» **WORK REQUEST**
Each line of the records needs to be written out exactly, with any image left out.

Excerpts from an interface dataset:
= = = =
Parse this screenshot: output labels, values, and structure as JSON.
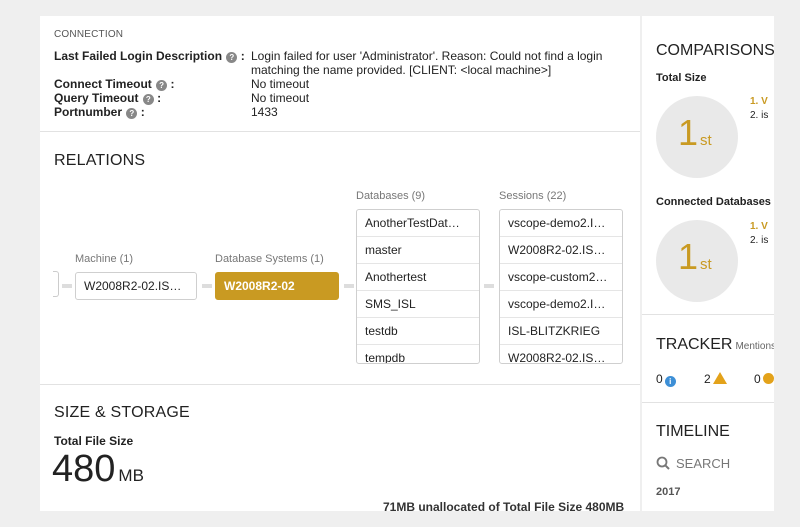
{
  "connection": {
    "heading": "CONNECTION",
    "rows": [
      {
        "label": "Last Failed Login Description",
        "value": "Login failed for user 'Administrator'. Reason: Could not find a login matching the name provided. [CLIENT: <local machine>]"
      },
      {
        "label": "Connect Timeout",
        "value": "No timeout"
      },
      {
        "label": "Query Timeout",
        "value": "No timeout"
      },
      {
        "label": "Portnumber",
        "value": "1433"
      }
    ],
    "help_glyph": "?"
  },
  "relations": {
    "title": "RELATIONS",
    "machine": {
      "header": "Machine (1)",
      "item": "W2008R2-02.IS…"
    },
    "db_systems": {
      "header": "Database Systems (1)",
      "item": "W2008R2-02"
    },
    "databases": {
      "header": "Databases (9)",
      "items": [
        "AnotherTestDat…",
        "master",
        "Anothertest",
        "SMS_ISL",
        "testdb",
        "tempdb"
      ]
    },
    "sessions": {
      "header": "Sessions (22)",
      "items": [
        "vscope-demo2.I…",
        "W2008R2-02.IS…",
        "vscope-custom2…",
        "vscope-demo2.I…",
        "ISL-BLITZKRIEG",
        "W2008R2-02.IS…"
      ]
    }
  },
  "size_storage": {
    "title": "SIZE & STORAGE",
    "total_label": "Total File Size",
    "total_value": "480",
    "total_unit": "MB",
    "unallocated_text": "71MB unallocated of Total File Size 480MB"
  },
  "comparisons": {
    "title": "COMPARISONS",
    "groups": [
      {
        "label": "Total Size",
        "rank": "1",
        "suffix": "st",
        "list": [
          "1. V",
          "2. is"
        ]
      },
      {
        "label": "Connected Databases",
        "rank": "1",
        "suffix": "st",
        "list": [
          "1. V",
          "2. is"
        ]
      }
    ]
  },
  "tracker": {
    "title": "TRACKER",
    "mentions_label": "Mentions",
    "info_count": "0",
    "warning_count": "2",
    "error_count": "0",
    "info_glyph": "i",
    "colors": {
      "info": "#3d8fd6",
      "warning": "#e3a21a",
      "error": "#e3a21a"
    }
  },
  "timeline": {
    "title": "TIMELINE",
    "search_label": "SEARCH",
    "year": "2017"
  },
  "theme": {
    "accent": "#c99a22"
  }
}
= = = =
» **RESPONSE**
Parse this screenshot: output labels, values, and structure as JSON.
{
  "connection": {
    "heading": "CONNECTION",
    "rows": [
      {
        "label": "Last Failed Login Description",
        "value": "Login failed for user 'Administrator'. Reason: Could not find a login matching the name provided. [CLIENT: <local machine>]"
      },
      {
        "label": "Connect Timeout",
        "value": "No timeout"
      },
      {
        "label": "Query Timeout",
        "value": "No timeout"
      },
      {
        "label": "Portnumber",
        "value": "1433"
      }
    ],
    "help_glyph": "?"
  },
  "relations": {
    "title": "RELATIONS",
    "machine": {
      "header": "Machine (1)",
      "item": "W2008R2-02.IS…"
    },
    "db_systems": {
      "header": "Database Systems (1)",
      "item": "W2008R2-02"
    },
    "databases": {
      "header": "Databases (9)",
      "items": [
        "AnotherTestDat…",
        "master",
        "Anothertest",
        "SMS_ISL",
        "testdb",
        "tempdb"
      ]
    },
    "sessions": {
      "header": "Sessions (22)",
      "items": [
        "vscope-demo2.I…",
        "W2008R2-02.IS…",
        "vscope-custom2…",
        "vscope-demo2.I…",
        "ISL-BLITZKRIEG",
        "W2008R2-02.IS…"
      ]
    }
  },
  "size_storage": {
    "title": "SIZE & STORAGE",
    "total_label": "Total File Size",
    "total_value": "480",
    "total_unit": "MB",
    "unallocated_text": "71MB unallocated of Total File Size 480MB"
  },
  "comparisons": {
    "title": "COMPARISONS",
    "groups": [
      {
        "label": "Total Size",
        "rank": "1",
        "suffix": "st",
        "list": [
          "1. V",
          "2. is"
        ]
      },
      {
        "label": "Connected Databases",
        "rank": "1",
        "suffix": "st",
        "list": [
          "1. V",
          "2. is"
        ]
      }
    ]
  },
  "tracker": {
    "title": "TRACKER",
    "mentions_label": "Mentions",
    "info_count": "0",
    "warning_count": "2",
    "error_count": "0",
    "info_glyph": "i",
    "colors": {
      "info": "#3d8fd6",
      "warning": "#e3a21a",
      "error": "#e3a21a"
    }
  },
  "timeline": {
    "title": "TIMELINE",
    "search_label": "SEARCH",
    "year": "2017"
  },
  "theme": {
    "accent": "#c99a22"
  }
}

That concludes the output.